“So, we’re starting to see, where these silent break-ins have occurred, they’ve figured out how to hide in plain sight within your processing. It’s like your neighbor stealing your electricity by plugging into the outlet behind your house with a long extension cord.”


Practical security steps

What can community banks do to combat these threats? First, Payton suggests a walkabout. “Go to each of your functions that takes care of your customers,” she explains. “Don’t try and fix, and don’t try to criticize, but ask them: Are there any system processes or manual processes that you have to create a workaround for in order to take care of the customer? You could very well learn at that moment that people are writing customer data on Post-it notes or taking pictures of screens with their phones. Don’t chastise them for doing it. Just listen. And then look for design opportunities to remove those obstacles.”

Second, plan for the worst and pray for the best. Payton suggests quarterly top-down digital disaster exercises, changing the scenario each time. “I would highly recommend the first thing being a ransomware attack,” she says, “and make it for real. Time yourself. Ask somebody how long [before they can] start restoring backup. And see how long it actually takes to validate the data. I have people say to me ‘eight hours,’ and they come back and it’s 18, 24, 72, 96 hours. That’s really important.”

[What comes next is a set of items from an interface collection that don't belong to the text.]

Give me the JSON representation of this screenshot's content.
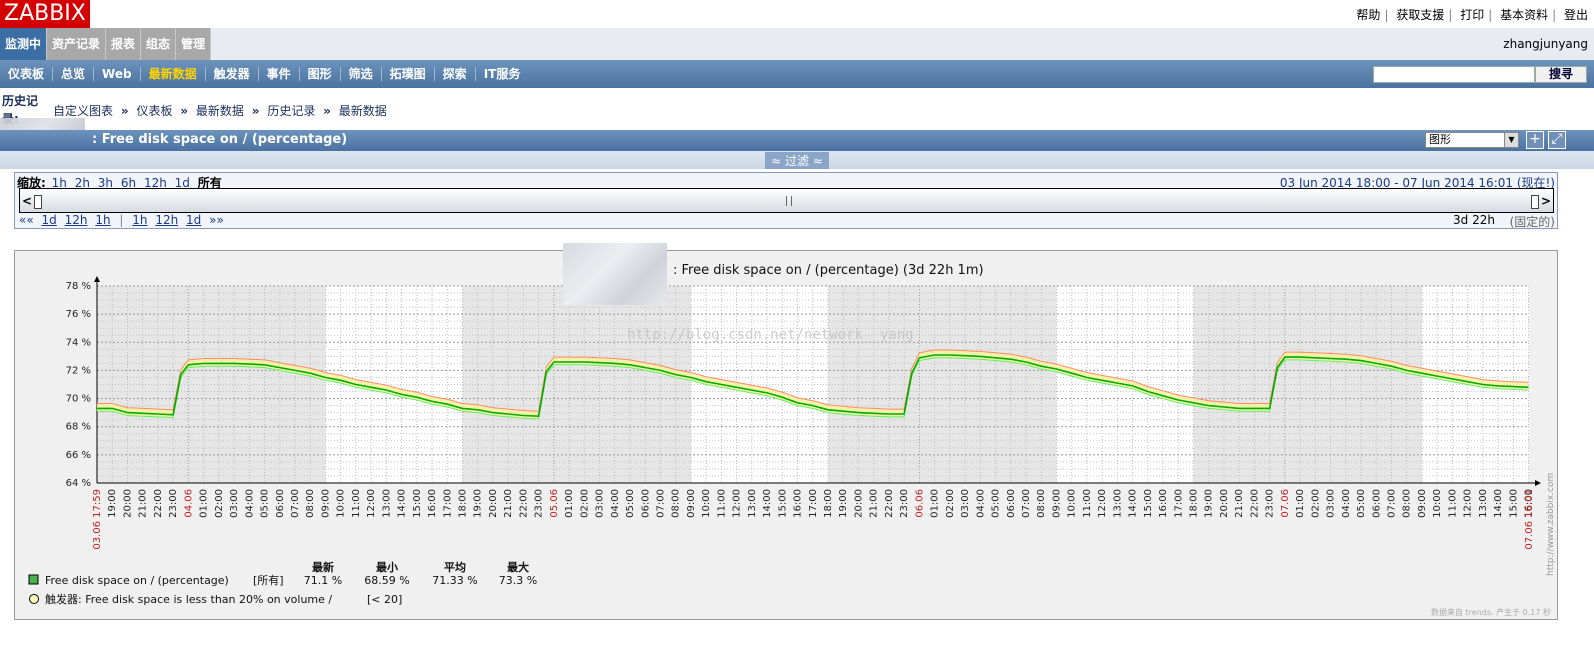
{
  "logo": "ZABBIX",
  "top_links": [
    "帮助",
    "获取支援",
    "打印",
    "基本资料",
    "登出"
  ],
  "main_menu": [
    {
      "label": "监测中",
      "active": true
    },
    {
      "label": "资产记录",
      "active": false
    },
    {
      "label": "报表",
      "active": false
    },
    {
      "label": "组态",
      "active": false
    },
    {
      "label": "管理",
      "active": false
    }
  ],
  "username": "zhangjunyang",
  "sub_menu": [
    {
      "label": "仪表板",
      "active": false
    },
    {
      "label": "总览",
      "active": false
    },
    {
      "label": "Web",
      "active": false
    },
    {
      "label": "最新数据",
      "active": true
    },
    {
      "label": "触发器",
      "active": false
    },
    {
      "label": "事件",
      "active": false
    },
    {
      "label": "图形",
      "active": false
    },
    {
      "label": "筛选",
      "active": false
    },
    {
      "label": "拓璞图",
      "active": false
    },
    {
      "label": "探索",
      "active": false
    },
    {
      "label": "IT服务",
      "active": false
    }
  ],
  "search": {
    "value": "",
    "button_label": "搜寻"
  },
  "history_label": "历史记录:",
  "breadcrumb": [
    "自定义图表",
    "仪表板",
    "最新数据",
    "历史记录",
    "最新数据"
  ],
  "breadcrumb_sep": "»",
  "header": {
    "title": ": Free disk space on / (percentage)",
    "view_select": "图形",
    "add_icon": "plus-icon",
    "fullscreen_icon": "fullscreen-icon"
  },
  "filter": {
    "label": "≈ 过滤 ≈"
  },
  "zoom": {
    "label": "缩放:",
    "options": [
      "1h",
      "2h",
      "3h",
      "6h",
      "12h",
      "1d"
    ],
    "all_label": "所有",
    "period": "03 Jun 2014 18:00  -  07 Jun 2014 16:01 (现在!)",
    "nav_back_arrow": "««",
    "nav_back": [
      "1d",
      "12h",
      "1h"
    ],
    "nav_forward": [
      "1h",
      "12h",
      "1d"
    ],
    "nav_forward_arrow": "»»",
    "period_length": "3d 22h",
    "fixed_label": "(固定的)"
  },
  "graph": {
    "title": ": Free disk space on / (percentage) (3d 22h 1m)",
    "watermark": "http://blog.csdn.net/network__yang",
    "side_credit": "http://www.zabbix.com",
    "footer_note": "数据来自 trends. 产生于 0.17 秒",
    "legend_headers": [
      "最新",
      "最小",
      "平均",
      "最大"
    ],
    "legend_series": {
      "name": "Free disk space on / (percentage)",
      "scope": "[所有]",
      "last": "71.1 %",
      "min": "68.59 %",
      "avg": "71.33 %",
      "max": "73.3 %",
      "color": "#4caf50"
    },
    "legend_trigger": {
      "name": "触发器: Free disk space is less than 20% on volume /",
      "cond": "[< 20]",
      "color": "#ffffbb"
    }
  },
  "chart_data": {
    "type": "line",
    "ylabel": "",
    "xlabel": "",
    "ylim": [
      64,
      78
    ],
    "y_ticks": [
      "64 %",
      "66 %",
      "68 %",
      "70 %",
      "72 %",
      "74 %",
      "76 %",
      "78 %"
    ],
    "start_hour_label": "03.06 17:59",
    "end_label": "07.06 16:01",
    "hour_labels": [
      "19:00",
      "20:00",
      "21:00",
      "22:00",
      "23:00",
      "04.06",
      "01:00",
      "02:00",
      "03:00",
      "04:00",
      "05:00",
      "06:00",
      "07:00",
      "08:00",
      "09:00",
      "10:00",
      "11:00",
      "12:00",
      "13:00",
      "14:00",
      "15:00",
      "16:00",
      "17:00",
      "18:00",
      "19:00",
      "20:00",
      "21:00",
      "22:00",
      "23:00",
      "05.06",
      "01:00",
      "02:00",
      "03:00",
      "04:00",
      "05:00",
      "06:00",
      "07:00",
      "08:00",
      "09:00",
      "10:00",
      "11:00",
      "12:00",
      "13:00",
      "14:00",
      "15:00",
      "16:00",
      "17:00",
      "18:00",
      "19:00",
      "20:00",
      "21:00",
      "22:00",
      "23:00",
      "06.06",
      "01:00",
      "02:00",
      "03:00",
      "04:00",
      "05:00",
      "06:00",
      "07:00",
      "08:00",
      "09:00",
      "10:00",
      "11:00",
      "12:00",
      "13:00",
      "14:00",
      "15:00",
      "16:00",
      "17:00",
      "18:00",
      "19:00",
      "20:00",
      "21:00",
      "22:00",
      "23:00",
      "07.06",
      "01:00",
      "02:00",
      "03:00",
      "04:00",
      "05:00",
      "06:00",
      "07:00",
      "08:00",
      "09:00",
      "10:00",
      "11:00",
      "12:00",
      "13:00",
      "14:00",
      "15:00",
      "16:00"
    ],
    "day_labels": [
      "04.06",
      "05.06",
      "06.06",
      "07.06"
    ],
    "series": [
      {
        "name": "Free disk space on / (percentage)",
        "color": "#00aa00",
        "x_hours": [
          0,
          1,
          2,
          3,
          4,
          5,
          5.5,
          6,
          7,
          8,
          9,
          10,
          11,
          12,
          13,
          14,
          15,
          16,
          17,
          18,
          19,
          20,
          21,
          22,
          23,
          24,
          25,
          26,
          27,
          28,
          29,
          29.5,
          30,
          31,
          32,
          33,
          34,
          35,
          36,
          37,
          38,
          39,
          40,
          41,
          42,
          43,
          44,
          45,
          46,
          47,
          48,
          49,
          50,
          51,
          52,
          53,
          53.5,
          54,
          55,
          56,
          57,
          58,
          59,
          60,
          61,
          62,
          63,
          64,
          65,
          66,
          67,
          68,
          69,
          70,
          71,
          72,
          73,
          74,
          75,
          76,
          77,
          77.5,
          78,
          79,
          80,
          81,
          82,
          83,
          84,
          85,
          86,
          87,
          88,
          89,
          90,
          91,
          92,
          93,
          94
        ],
        "avg": [
          69.3,
          69.3,
          69.0,
          68.95,
          68.9,
          68.85,
          71.7,
          72.4,
          72.5,
          72.5,
          72.5,
          72.45,
          72.4,
          72.2,
          72.0,
          71.8,
          71.5,
          71.3,
          71.0,
          70.8,
          70.6,
          70.3,
          70.1,
          69.8,
          69.6,
          69.3,
          69.2,
          69.0,
          68.9,
          68.8,
          68.75,
          71.9,
          72.6,
          72.6,
          72.6,
          72.55,
          72.5,
          72.4,
          72.2,
          72.0,
          71.7,
          71.5,
          71.2,
          71.0,
          70.8,
          70.6,
          70.4,
          70.1,
          69.7,
          69.5,
          69.2,
          69.1,
          69.0,
          68.95,
          68.9,
          68.9,
          71.8,
          72.9,
          73.1,
          73.1,
          73.05,
          73.0,
          72.9,
          72.8,
          72.6,
          72.3,
          72.1,
          71.8,
          71.5,
          71.3,
          71.1,
          70.9,
          70.5,
          70.2,
          69.9,
          69.7,
          69.5,
          69.4,
          69.3,
          69.3,
          69.3,
          72.2,
          72.95,
          72.95,
          72.9,
          72.85,
          72.8,
          72.7,
          72.5,
          72.3,
          72.0,
          71.8,
          71.6,
          71.4,
          71.2,
          71.0,
          70.9,
          70.85,
          70.8
        ],
        "min_offset": -0.2,
        "max_offset": 0.35
      }
    ]
  }
}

Another exercise could be a DDoS attack against your website, like the Mirai botnet of 2016, when almost the entire East Coast screeched to a halt. “So, the question is: With your website down and social media not available, how do you let your customers know you’re still open for business? What do you want to do? [An email] blast? An old-school phone tree? Do you want to text message all of the cell phones you have on file? What’s the backup plan?”

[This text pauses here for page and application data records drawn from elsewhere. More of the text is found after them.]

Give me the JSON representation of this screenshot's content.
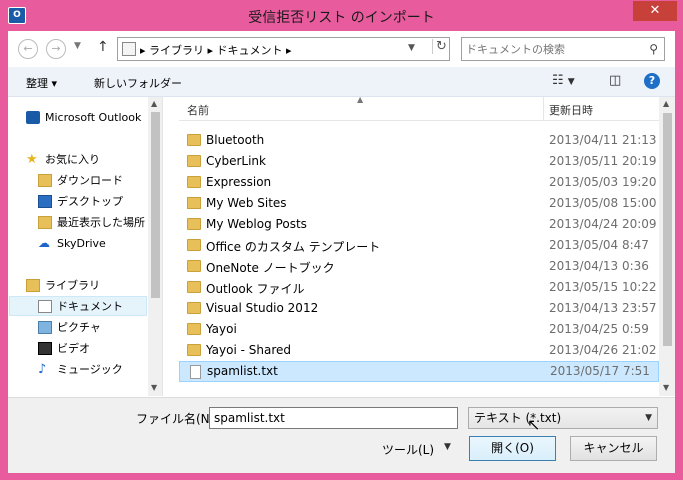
{
  "window": {
    "title": "受信拒否リスト のインポート",
    "app_icon": "O",
    "close_label": "✕"
  },
  "navbar": {
    "back_icon": "arrow-left-icon",
    "forward_icon": "arrow-right-icon",
    "up_icon": "arrow-up-icon",
    "address_path": "▸ ライブラリ ▸ ドキュメント ▸",
    "search_placeholder": "ドキュメントの検索"
  },
  "toolbar": {
    "organize_label": "整理 ▾",
    "new_folder_label": "新しいフォルダー",
    "view_icon": "view-list-icon",
    "preview_icon": "preview-pane-icon",
    "help_label": "?"
  },
  "navpane": {
    "items": [
      {
        "label": "Microsoft Outlook",
        "icon": "outlook-icon",
        "indent": 0
      },
      {
        "label": "お気に入り",
        "icon": "star-icon",
        "indent": 0
      },
      {
        "label": "ダウンロード",
        "icon": "download-folder-icon",
        "indent": 1
      },
      {
        "label": "デスクトップ",
        "icon": "desktop-icon",
        "indent": 1
      },
      {
        "label": "最近表示した場所",
        "icon": "recent-places-icon",
        "indent": 1
      },
      {
        "label": "SkyDrive",
        "icon": "skydrive-icon",
        "indent": 1
      },
      {
        "label": "ライブラリ",
        "icon": "library-icon",
        "indent": 0
      },
      {
        "label": "ドキュメント",
        "icon": "documents-icon",
        "indent": 1,
        "selected": true
      },
      {
        "label": "ピクチャ",
        "icon": "pictures-icon",
        "indent": 1
      },
      {
        "label": "ビデオ",
        "icon": "video-icon",
        "indent": 1
      },
      {
        "label": "ミュージック",
        "icon": "music-icon",
        "indent": 1
      }
    ]
  },
  "filelist": {
    "col_name": "名前",
    "col_date": "更新日時",
    "rows": [
      {
        "name": "Bluetooth",
        "date": "2013/04/11 21:13",
        "type": "folder"
      },
      {
        "name": "CyberLink",
        "date": "2013/05/11 20:19",
        "type": "folder"
      },
      {
        "name": "Expression",
        "date": "2013/05/03 19:20",
        "type": "folder"
      },
      {
        "name": "My Web Sites",
        "date": "2013/05/08 15:00",
        "type": "folder-web"
      },
      {
        "name": "My Weblog Posts",
        "date": "2013/04/24 20:09",
        "type": "folder"
      },
      {
        "name": "Office のカスタム テンプレート",
        "date": "2013/05/04 8:47",
        "type": "folder"
      },
      {
        "name": "OneNote ノートブック",
        "date": "2013/04/13 0:36",
        "type": "folder"
      },
      {
        "name": "Outlook ファイル",
        "date": "2013/05/15 10:22",
        "type": "folder"
      },
      {
        "name": "Visual Studio 2012",
        "date": "2013/04/13 23:57",
        "type": "folder"
      },
      {
        "name": "Yayoi",
        "date": "2013/04/25 0:59",
        "type": "folder"
      },
      {
        "name": "Yayoi - Shared",
        "date": "2013/04/26 21:02",
        "type": "folder"
      },
      {
        "name": "spamlist.txt",
        "date": "2013/05/17 7:51",
        "type": "txt",
        "selected": true
      }
    ]
  },
  "bottom": {
    "filename_label": "ファイル名(N):",
    "filename_value": "spamlist.txt",
    "filetype_value": "テキスト (*.txt)",
    "tools_label": "ツール(L)",
    "open_label": "開く(O)",
    "cancel_label": "キャンセル"
  }
}
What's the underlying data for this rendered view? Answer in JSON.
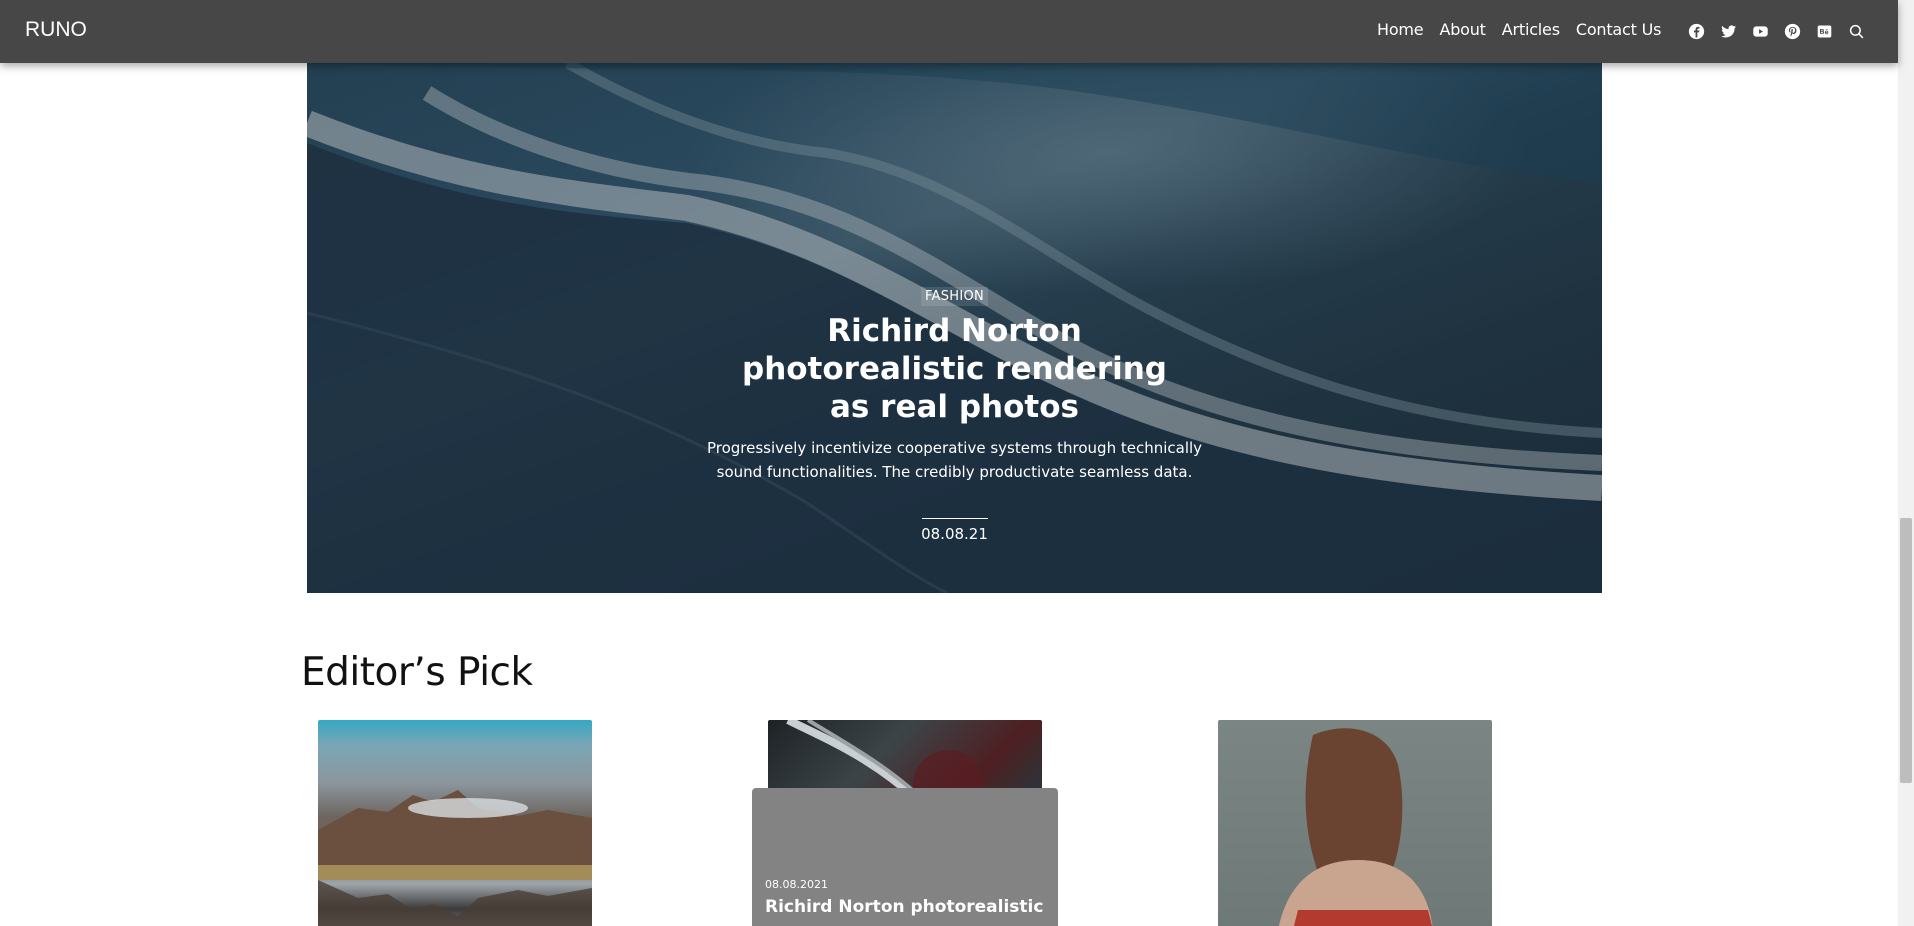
{
  "navbar": {
    "logo": "RUNO",
    "links": [
      "Home",
      "About",
      "Articles",
      "Contact Us"
    ],
    "social_icons": [
      "facebook-icon",
      "twitter-icon",
      "youtube-icon",
      "pinterest-icon",
      "behance-icon",
      "search-icon"
    ]
  },
  "hero": {
    "category": "FASHION",
    "title": "Richird Norton photorealistic rendering as real photos",
    "excerpt": "Progressively incentivize cooperative systems through technically sound functionalities. The credibly productivate seamless data.",
    "date": "08.08.21"
  },
  "editors_pick": {
    "title": "Editor’s Pick",
    "featured_card": {
      "date": "08.08.2021",
      "title": "Richird Norton photorealistic"
    }
  },
  "colors": {
    "navbar": "#474747",
    "card_overlay": "#838383"
  }
}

Third, Payton recommends doing some social engineering campaigns against third-party vendors and your own employees to look for potential weaknesses. “Who clicks on which links and why? Who opens up attachments and why?” she says. “Ask yourself: Is there a way to prevent that from happening by using additional tools and techniques? Or is there a way to almost create a sandbox for link opening and attachment opening so that we don’t have damages when people make bad choices?”

Payton admits these are difficult concepts and advises community banks to learn about the issues. If that fails, seek outside help to find out what your peers are doing about, for example, ransomware and cyber liability insurance. “You can see why I say sleep and rest are completely overrated!” she laughs. “There’s so much to do.”

8 cybersecurity basics for banks

According to Theresa Payton, there are eight cybersecurity basics that every community bank should have in place:

  • Ability to conduct risk-analysis benchmarking and tracking
  • A system that helps identify and store classification of data and assets
  • Ongoing user security-awareness training and testing
  • Testing tools that focus on application security
  • Internal (for employees) and external (for customers) multi-factor authentication methods
  • Tools that support a multi-layered authorization process across data elements, systems and platforms
  • Network device, application code, credentials and customer data discovery
  • Ability to sandbox attachments and links on a virtual workspace to avoid contamination in case antivirus and anti-malware software fail to detect an issue

How to stay up to date

To keep up with emerging threats, Theresa Payton recommends the following steps for banks.

Appoint a board member who is responsible for a sub-working group on security and governance. Then decide whether your bank has the capacity to recruit in-house staff. If you add two staff members, for example, will they have the capacity you need?

Look at bringing in an outside team as an alternative. Look for a trusted partner that understands the needs of community banks—mission, tight margins, operations, vendors, internally developed programs, customer care and recovery-time objectives.
Keep up with information from security conferences. These three sites all upload short videos explaining key issues and fixes: rsa.com, blackhat.com, defcon.org

Roshan McArthur is a writer in California.